For a brisk afternoon walk, you may want to check out the Greenway Trail. This 4.6-mile scenic trail, most of which is paved, connects downtown with Noble Park and Stuart Nelson Park. Open to both hikers and cyclists, the scenic trail features some architecturally interesting bridges.
For more outdoor adventures, Kentucky Lake, Lake Barkley and the Land Between the Lakes National Recreation Area are within an easy driving distance from Paducah.
Nighttime activities in Paducah are plentiful, but first, you’ll want a satisfying dinner. The city boasts quite a few dining choices—from Italian to Mexican and from barbecue to brick-oven pizza and classic American cuisine.
Housed in a historic railroad freight depot, the Freight House serves farm-to-table fare with an upscale flair. The décor is warehouse chic, with exposed brick walls, open ductwork, contemporary seating and intriguing circular chandeliers. It’s an appealing setting, but Chef Sara Bradley’s cuisine is the star of the show. Bradley partners with local farms, bakeries and fisheries to bring diners the freshest possible ingredients, with delicious results.
For starters, try the heirloom tomatoes with flake salt and olive oil, thunder & lightning (cucumbers, spring onion and dill), or pickled shrimp, a luscious and unique combination of shrimp and watermelon, with eggplant chips and summer savory. Each of these appetizers will get your taste buds humming and won’t weigh you down so that you’re too full for the main course.
If you’re a seafood lover, consider the “Ky Blue Snapper” for an entrée. This moist, flaky white fish is complemented by perfectly seasoned chimichurri, walnuts and zucchini fritters. The fish, which actually is Asian carp, had been caught on Kentucky Lake earlier in the day, hence its freshness. Not only is it a scrumptious dish, but the fishing of Asian carp helps control the growing population of this invasive species in Kentucky’s waterways.

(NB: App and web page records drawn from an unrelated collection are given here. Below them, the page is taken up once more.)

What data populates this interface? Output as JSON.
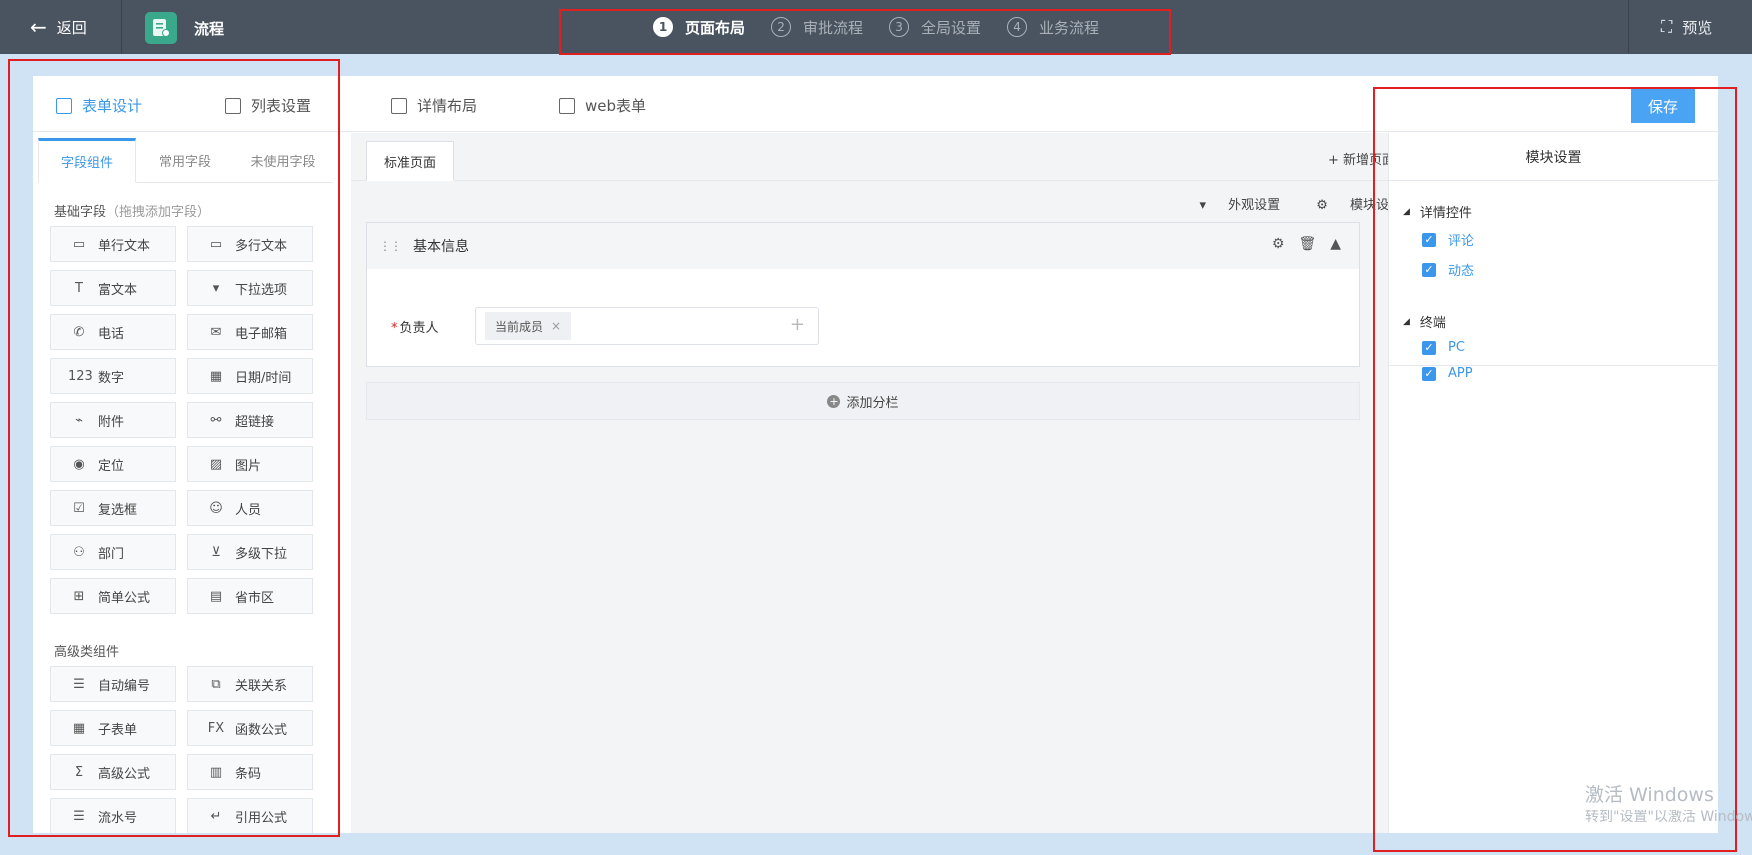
{
  "topbar": {
    "back_label": "返回",
    "app_name": "流程",
    "steps": [
      {
        "num": "1",
        "label": "页面布局",
        "active": true
      },
      {
        "num": "2",
        "label": "审批流程",
        "active": false
      },
      {
        "num": "3",
        "label": "全局设置",
        "active": false
      },
      {
        "num": "4",
        "label": "业务流程",
        "active": false
      }
    ],
    "preview_label": "预览"
  },
  "main_tabs": [
    {
      "label": "表单设计",
      "active": true
    },
    {
      "label": "列表设置",
      "active": false
    },
    {
      "label": "详情布局",
      "active": false
    },
    {
      "label": "web表单",
      "active": false
    }
  ],
  "save_label": "保存",
  "left": {
    "tabs": [
      "字段组件",
      "常用字段",
      "未使用字段"
    ],
    "basic_title": "基础字段",
    "basic_hint": "（拖拽添加字段）",
    "basic_fields": [
      {
        "icon": "text-field-icon",
        "glyph": "▭",
        "label": "单行文本"
      },
      {
        "icon": "textarea-icon",
        "glyph": "▭",
        "label": "多行文本"
      },
      {
        "icon": "rich-text-icon",
        "glyph": "T",
        "label": "富文本"
      },
      {
        "icon": "dropdown-icon",
        "glyph": "▾",
        "label": "下拉选项"
      },
      {
        "icon": "phone-icon",
        "glyph": "✆",
        "label": "电话"
      },
      {
        "icon": "email-icon",
        "glyph": "✉",
        "label": "电子邮箱"
      },
      {
        "icon": "number-icon",
        "glyph": "123",
        "label": "数字"
      },
      {
        "icon": "calendar-icon",
        "glyph": "▦",
        "label": "日期/时间"
      },
      {
        "icon": "attachment-icon",
        "glyph": "⌁",
        "label": "附件"
      },
      {
        "icon": "link-icon",
        "glyph": "⚯",
        "label": "超链接"
      },
      {
        "icon": "location-icon",
        "glyph": "◉",
        "label": "定位"
      },
      {
        "icon": "image-icon",
        "glyph": "▨",
        "label": "图片"
      },
      {
        "icon": "checkbox-icon",
        "glyph": "☑",
        "label": "复选框"
      },
      {
        "icon": "person-icon",
        "glyph": "☺",
        "label": "人员"
      },
      {
        "icon": "department-icon",
        "glyph": "⚇",
        "label": "部门"
      },
      {
        "icon": "cascade-icon",
        "glyph": "⊻",
        "label": "多级下拉"
      },
      {
        "icon": "formula-icon",
        "glyph": "⊞",
        "label": "简单公式"
      },
      {
        "icon": "map-icon",
        "glyph": "▤",
        "label": "省市区"
      }
    ],
    "advanced_title": "高级类组件",
    "advanced_fields": [
      {
        "icon": "numbered-list-icon",
        "glyph": "☰",
        "label": "自动编号"
      },
      {
        "icon": "relation-icon",
        "glyph": "⧉",
        "label": "关联关系"
      },
      {
        "icon": "table-icon",
        "glyph": "▦",
        "label": "子表单"
      },
      {
        "icon": "function-icon",
        "glyph": "FX",
        "label": "函数公式"
      },
      {
        "icon": "sigma-icon",
        "glyph": "Σ",
        "label": "高级公式"
      },
      {
        "icon": "barcode-icon",
        "glyph": "▥",
        "label": "条码"
      },
      {
        "icon": "serial-list-icon",
        "glyph": "☰",
        "label": "流水号"
      },
      {
        "icon": "reference-icon",
        "glyph": "↵",
        "label": "引用公式"
      }
    ]
  },
  "center": {
    "page_tab": "标准页面",
    "add_page": "+ 新增页面",
    "appearance": "外观设置",
    "module_settings": "模块设置",
    "block_title": "基本信息",
    "field_label": "负责人",
    "field_required_mark": "*",
    "tag_value": "当前成员",
    "add_column": "添加分栏"
  },
  "right": {
    "title": "模块设置",
    "groups": [
      {
        "title": "详情控件",
        "items": [
          "评论",
          "动态"
        ]
      },
      {
        "title": "终端",
        "items": [
          "PC",
          "APP"
        ]
      }
    ]
  },
  "watermark": {
    "line1": "激活 Windows",
    "line2": "转到\"设置\"以激活 Windows。"
  },
  "colors": {
    "accent": "#3a97ea",
    "topbar": "#4a5461",
    "highlight_box": "#e02020",
    "brand_logo": "#3aa88a"
  }
}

Depending on the time of year, Paducah offers a variety of evening entertainment. Summer brings music to the water’s edge with the RIVERfront Concert Series, which runs June through August. These free events open with local artists from 6-7 p.m. and then present nationally known musicians from 7-8:30 p.m. The backdrop of the river makes for a pleasant ambience for taking in some tunes. The charming Maiden Alley Cinema features music as well as independent and classic movies, and you may want to time your visit to coincide with a concert there.
Now that the performing arts season is heating up, you could easily catch a performance at the cozy Market House Theatre, which—as its name implies—is located in the Market House on the opposite end of the Yeiser Art Center. Or take in a show at the city’s grand Carson Center, named for the famed Coca-Cola bottler. This venue hosts traveling and local productions, including drama, musicals and dance, and is home to the Paducah Symphony Orchestra.

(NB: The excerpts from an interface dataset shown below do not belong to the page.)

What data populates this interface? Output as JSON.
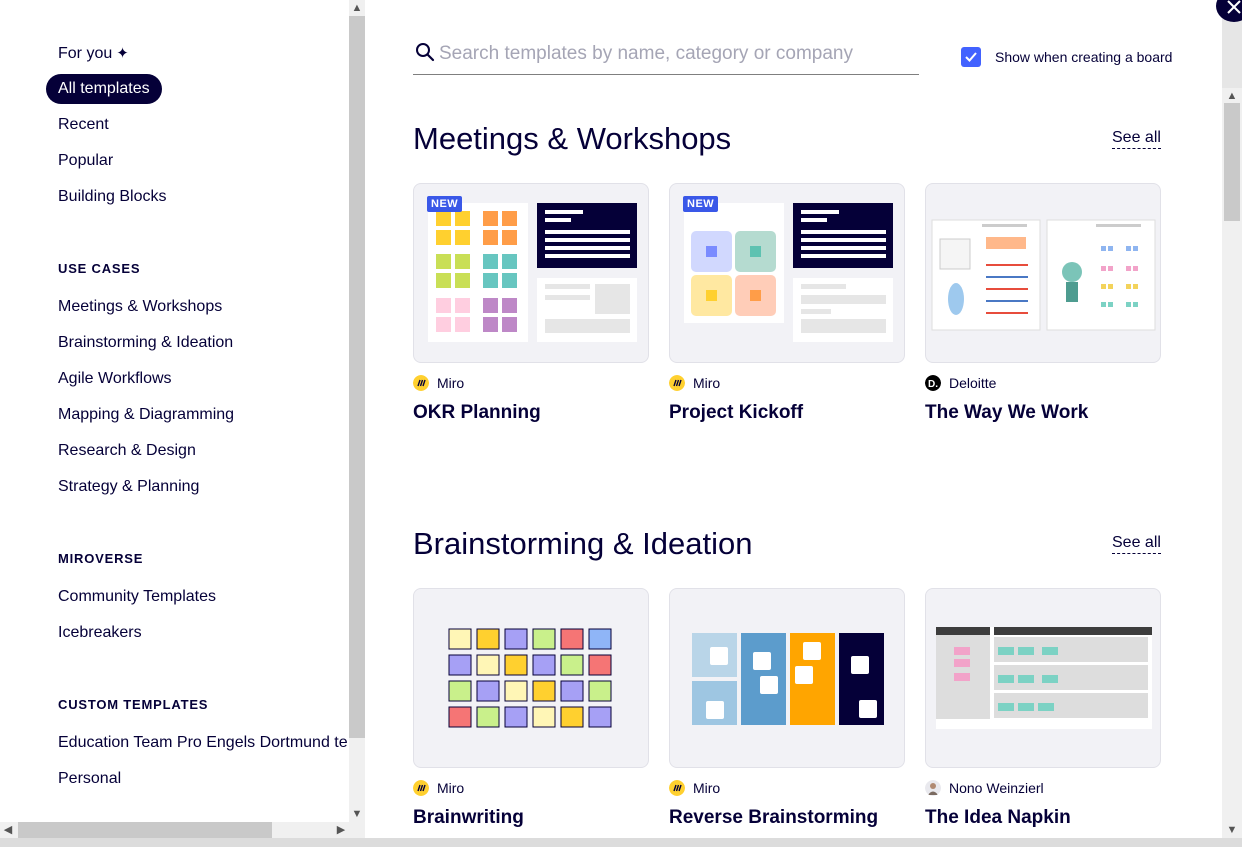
{
  "sidebar": {
    "top_items": [
      {
        "label": "For you"
      },
      {
        "label": "All templates",
        "active": true
      },
      {
        "label": "Recent"
      },
      {
        "label": "Popular"
      },
      {
        "label": "Building Blocks"
      }
    ],
    "use_cases": {
      "title": "USE CASES",
      "items": [
        "Meetings & Workshops",
        "Brainstorming & Ideation",
        "Agile Workflows",
        "Mapping & Diagramming",
        "Research & Design",
        "Strategy & Planning"
      ]
    },
    "miroverse": {
      "title": "MIROVERSE",
      "items": [
        "Community Templates",
        "Icebreakers"
      ]
    },
    "custom_templates": {
      "title": "CUSTOM TEMPLATES",
      "items": [
        "Education Team Pro Engels Dortmund te",
        "Personal"
      ]
    }
  },
  "search": {
    "placeholder": "Search templates by name, category or company"
  },
  "show_when_creating": {
    "label": "Show when creating a board",
    "checked": true
  },
  "sections": [
    {
      "title": "Meetings & Workshops",
      "see_all": "See all",
      "cards": [
        {
          "badge": "NEW",
          "author": "Miro",
          "title": "OKR Planning",
          "logo": "miro-logo"
        },
        {
          "badge": "NEW",
          "author": "Miro",
          "title": "Project Kickoff",
          "logo": "miro-logo"
        },
        {
          "badge": "",
          "author": "Deloitte",
          "title": "The Way We Work",
          "logo": "deloitte-logo"
        }
      ]
    },
    {
      "title": "Brainstorming & Ideation",
      "see_all": "See all",
      "cards": [
        {
          "badge": "",
          "author": "Miro",
          "title": "Brainwriting",
          "logo": "miro-logo"
        },
        {
          "badge": "",
          "author": "Miro",
          "title": "Reverse Brainstorming",
          "logo": "miro-logo"
        },
        {
          "badge": "",
          "author": "Nono Weinzierl",
          "title": "The Idea Napkin",
          "logo": "avatar"
        }
      ]
    }
  ],
  "colors": {
    "ink": "#050038",
    "accent": "#4262ff",
    "badge": "#3a58e8",
    "miro_yellow": "#ffd02f",
    "card_bg": "#f2f2f6"
  }
}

Once you’re ready to call it a day, the comfort and unique appeal of The 1857 Hotel beckons. The historic building, like the Freight House, boasts warehouse chic décor—the original exposed brick walls and beams perfectly juxtaposed with contemporary furniture and fixtures. An adjustable rain showerhead and crisp white bed linens provide a heavenly experience after a day of taking in the sights and experiences of the city.

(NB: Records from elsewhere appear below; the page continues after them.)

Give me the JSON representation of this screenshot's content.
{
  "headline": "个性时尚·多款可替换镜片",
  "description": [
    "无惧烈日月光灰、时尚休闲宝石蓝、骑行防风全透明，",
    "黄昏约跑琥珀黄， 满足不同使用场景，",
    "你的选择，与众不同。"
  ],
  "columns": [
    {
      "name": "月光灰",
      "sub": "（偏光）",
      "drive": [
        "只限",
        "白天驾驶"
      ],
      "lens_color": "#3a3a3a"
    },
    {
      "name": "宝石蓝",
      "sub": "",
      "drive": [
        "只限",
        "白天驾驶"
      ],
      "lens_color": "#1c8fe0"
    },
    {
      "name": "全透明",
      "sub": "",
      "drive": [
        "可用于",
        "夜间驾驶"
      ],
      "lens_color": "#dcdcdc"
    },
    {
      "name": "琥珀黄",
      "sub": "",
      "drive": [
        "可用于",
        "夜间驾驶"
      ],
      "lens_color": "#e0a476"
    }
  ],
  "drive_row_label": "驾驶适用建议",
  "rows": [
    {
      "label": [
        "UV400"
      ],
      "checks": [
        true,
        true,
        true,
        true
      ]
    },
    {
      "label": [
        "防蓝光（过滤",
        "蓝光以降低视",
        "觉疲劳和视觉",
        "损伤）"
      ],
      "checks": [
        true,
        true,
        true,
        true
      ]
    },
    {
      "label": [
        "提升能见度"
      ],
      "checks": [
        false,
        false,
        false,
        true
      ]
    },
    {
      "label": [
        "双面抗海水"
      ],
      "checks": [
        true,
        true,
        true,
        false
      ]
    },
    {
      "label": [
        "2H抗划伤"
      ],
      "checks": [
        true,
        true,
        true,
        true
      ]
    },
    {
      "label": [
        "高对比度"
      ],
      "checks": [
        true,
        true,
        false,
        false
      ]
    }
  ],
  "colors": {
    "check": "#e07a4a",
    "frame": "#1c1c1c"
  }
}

The hotel acts an art gallery as well, with varied artwork hanging throughout the lobby, along the upstairs hallways and in the rooms. All of these pieces are created by local artists and are available for purchase. Located within a few of blocks of most of the locations visited above, The 1857 Hotel provides a convenient, inviting space to settle in and relax for the evening. A sublime finale to a sublime day.